The Ordinary Course of Things
Recombinant poem (cento) from phrases found in writings by Charles Darwin and George Eliot as well as The Book of Ecclesiastes, Paradise Lost, and The Water Babies.
All streams flow into the sea,
yet the sea, that spacious wound,
is never full,
just as thirst rarely answers
the simplest star: blue flame
projecting distance, a bell
of darkness, known.
How small the creation!
Hurried through many changes naked,
finally compelled to crawl,
it does not wake,
I wish--I cannot think—
a sort of vague feeling comes over me,
glimpse of lamp burning low—
that I have asked all this before.
The mind is its own place,
a far-off hazy multitudinous assemblage
of bells, and wheels, and flowers
at a high pitch of velocity;
little craters all burning, lava flowing uphill;
gigantic ruins and the strange bright constellations;
shadows of clouds feeding on each other—
a moving curtain of the earth and sky
that has been already in the ages before us—
Was it person? Was it thing?
was it touch or whispering?
It comes without meaning
a knot on a piece of string,
minute in its distinctness,
beautiful in its time,
as it threads the darkness.
When thunder and lightning were first found

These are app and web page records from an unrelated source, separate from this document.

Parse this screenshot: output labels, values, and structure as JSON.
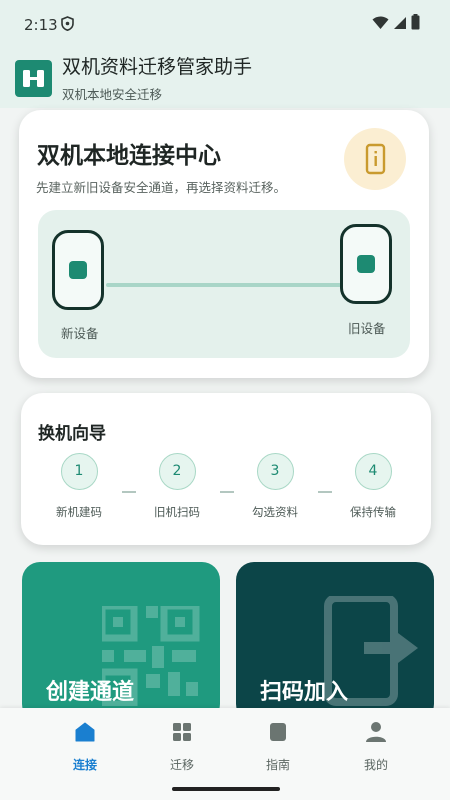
{
  "status": {
    "time": "2:13"
  },
  "app": {
    "title": "双机资料迁移管家助手",
    "subtitle": "双机本地安全迁移"
  },
  "hero": {
    "title": "双机本地连接中心",
    "description": "先建立新旧设备安全通道，再选择资料迁移。",
    "new_device_label": "新设备",
    "old_device_label": "旧设备"
  },
  "guide": {
    "title": "换机向导",
    "steps": [
      {
        "number": "1",
        "label": "新机建码"
      },
      {
        "number": "2",
        "label": "旧机扫码"
      },
      {
        "number": "3",
        "label": "勾选资料"
      },
      {
        "number": "4",
        "label": "保持传输"
      }
    ]
  },
  "actions": {
    "create": "创建通道",
    "scan": "扫码加入"
  },
  "nav": {
    "items": [
      {
        "label": "连接",
        "icon": "home-icon",
        "active": true
      },
      {
        "label": "迁移",
        "icon": "grid-icon",
        "active": false
      },
      {
        "label": "指南",
        "icon": "guide-icon",
        "active": false
      },
      {
        "label": "我的",
        "icon": "person-icon",
        "active": false
      }
    ]
  },
  "colors": {
    "primary": "#1d8a72",
    "dark": "#0c4548",
    "accent_nav": "#1a7fd0"
  }
}
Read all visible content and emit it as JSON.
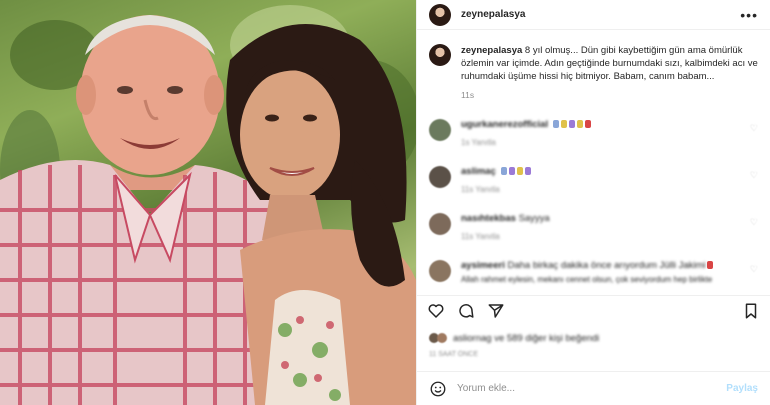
{
  "post": {
    "username": "zeynepalasya",
    "caption_user": "zeynepalasya",
    "caption_text": "8 yıl olmuş... Dün gibi kaybettiğim gün ama ömürlük özlemin var içimde. Adın geçtiğinde burnumdaki sızı, kalbimdeki acı ve ruhumdaki üşüme hissi hiç bitmiyor. Babam, canım babam...",
    "caption_age": "11s",
    "more_icon": "more-horizontal-icon"
  },
  "comments": [
    {
      "user": "ugurkanerezofficial",
      "text": "",
      "meta": "1s   Yanıtla",
      "avatar_color": "#6b7a5e",
      "emojis": [
        "#8aa6d8",
        "#e0c14a",
        "#9b7ad6",
        "#e0c14a",
        "#d94545"
      ]
    },
    {
      "user": "aslimaç",
      "text": "",
      "meta": "11s   Yanıtla",
      "avatar_color": "#5b5148",
      "emojis": [
        "#8aa6d8",
        "#9b7ad6",
        "#e0c14a",
        "#9b7ad6"
      ]
    },
    {
      "user": "nasıhtekbas",
      "text": "Sayyya",
      "meta": "11s   Yanıtla",
      "avatar_color": "#7d6a5b",
      "emojis": []
    },
    {
      "user": "aysimeeri",
      "text": "Daha birkaç dakika önce arıyordum Jülli Jakimi",
      "text2": "Allah rahmet eylesin, mekanı cennet olsun, çok seviyordum hep birlikte",
      "meta": "",
      "avatar_color": "#8a7560",
      "emojis": [
        "#d94545"
      ]
    }
  ],
  "actions": {
    "like_icon": "heart-icon",
    "comment_icon": "comment-icon",
    "share_icon": "send-icon",
    "save_icon": "bookmark-icon"
  },
  "likes": {
    "text": "asliornag ve 589 diğer kişi beğendi"
  },
  "date": "11 SAAT ÖNCE",
  "add_comment": {
    "placeholder": "Yorum ekle...",
    "share_label": "Paylaş",
    "emoji_icon": "smile-icon"
  },
  "colors": {
    "link_disabled": "#b2dffc",
    "meta_gray": "#8e8e8e",
    "border": "#efefef"
  }
}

to be due to secondary causes,
some regretted to give up the idea
that each flash was caused by
the direct hand of God,
their regal gold-inwoven tatters,
the shadow passed from between us

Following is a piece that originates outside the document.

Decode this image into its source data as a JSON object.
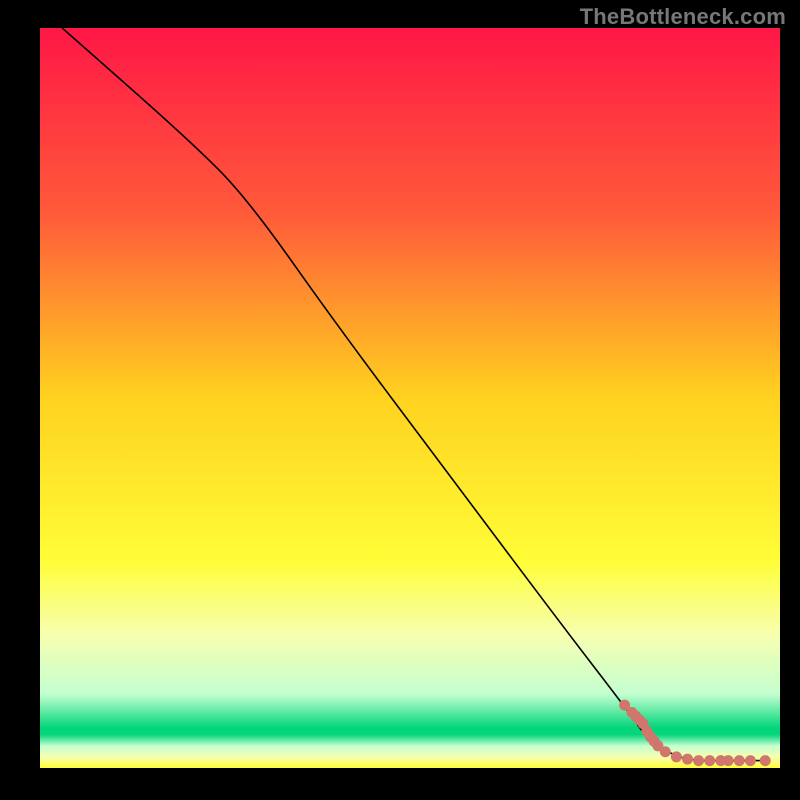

through the dark Areal Hall,
a double consciousness,
that crooked tree, its roots full of caves
that had grown as the world grew
in the changing light of heaven and of eyes.

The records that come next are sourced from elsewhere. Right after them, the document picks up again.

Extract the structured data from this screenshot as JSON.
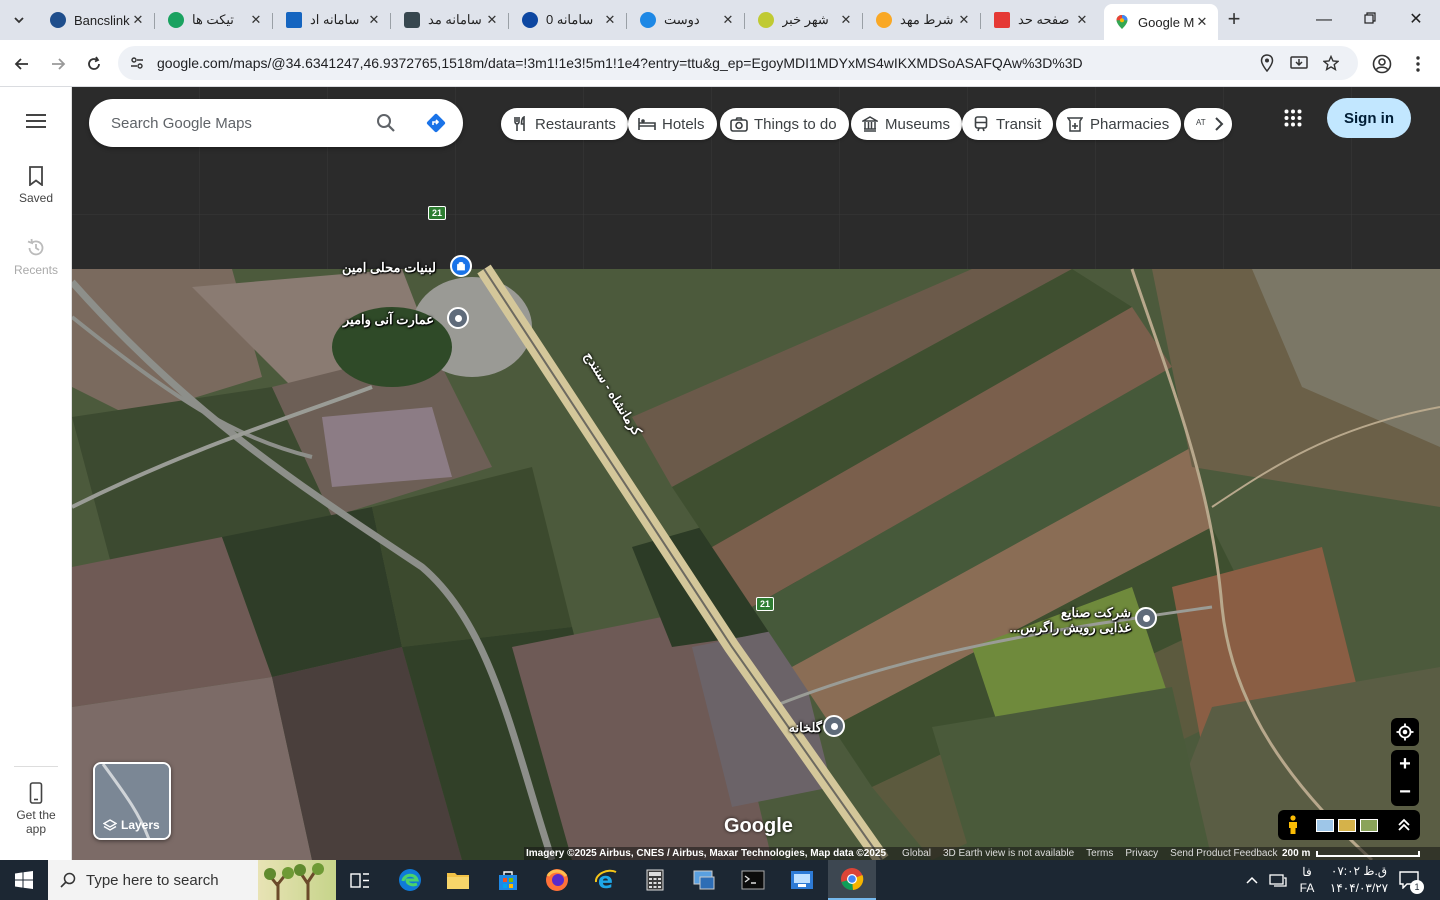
{
  "browser": {
    "tabs": [
      {
        "title": "Bancslink",
        "favicon_color": "#1f4e8c"
      },
      {
        "title": "تیکت ها",
        "favicon_color": "#1aa260"
      },
      {
        "title": "سامانه اد",
        "favicon_color": "#1565c0"
      },
      {
        "title": "سامانه مد",
        "favicon_color": "#37474f"
      },
      {
        "title": "سامانه 0",
        "favicon_color": "#0d47a1"
      },
      {
        "title": "دوست",
        "favicon_color": "#1e88e5"
      },
      {
        "title": "شهر خبر",
        "favicon_color": "#c0ca33"
      },
      {
        "title": "شرط مهد",
        "favicon_color": "#f9a825"
      },
      {
        "title": "صفحه حد",
        "favicon_color": "#e53935"
      },
      {
        "title": "Google M",
        "favicon_color": "#34a853"
      }
    ],
    "active_tab_index": 9,
    "url": "google.com/maps/@34.6341247,46.9372765,1518m/data=!3m1!1e3!5m1!1e4?entry=ttu&g_ep=EgoyMDI1MDYxMS4wIKXMDSoASAFQAw%3D%3D"
  },
  "rail": {
    "saved": "Saved",
    "recents": "Recents",
    "get_app_line1": "Get the",
    "get_app_line2": "app"
  },
  "search": {
    "placeholder": "Search Google Maps"
  },
  "chips": [
    {
      "label": "Restaurants",
      "icon": "fork-knife-icon"
    },
    {
      "label": "Hotels",
      "icon": "bed-icon"
    },
    {
      "label": "Things to do",
      "icon": "camera-icon"
    },
    {
      "label": "Museums",
      "icon": "museum-icon"
    },
    {
      "label": "Transit",
      "icon": "train-icon"
    },
    {
      "label": "Pharmacies",
      "icon": "pharmacy-icon"
    }
  ],
  "chip_partial": "AT",
  "signin": "Sign in",
  "map": {
    "places": [
      {
        "name": "لبنیات محلی امین"
      },
      {
        "name": "عمارت آنی وامیر"
      },
      {
        "name": "شرکت صنایع",
        "name2": "غذایی رویش راگرس..."
      },
      {
        "name": "گلخانه"
      }
    ],
    "road_name": "کرمانشاه - سنندج",
    "road_shield": "21",
    "road_shield_2": "21",
    "layers_label": "Layers",
    "logo": "Google"
  },
  "footer": {
    "imagery": "Imagery ©2025 Airbus, CNES / Airbus, Maxar Technologies, Map data ©2025",
    "links": [
      "Global",
      "3D Earth view is not available",
      "Terms",
      "Privacy",
      "Send Product Feedback"
    ],
    "scale": "200 m"
  },
  "taskbar": {
    "search_hint": "Type here to search",
    "lang_top": "فا",
    "lang_bottom": "FA",
    "time": "ق.ظ ۰۷:۰۲",
    "date": "۱۴۰۴/۰۳/۲۷",
    "notifications": "1"
  }
}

Let it glide where it will,
like wings of flaws and holes:
time will do wonders.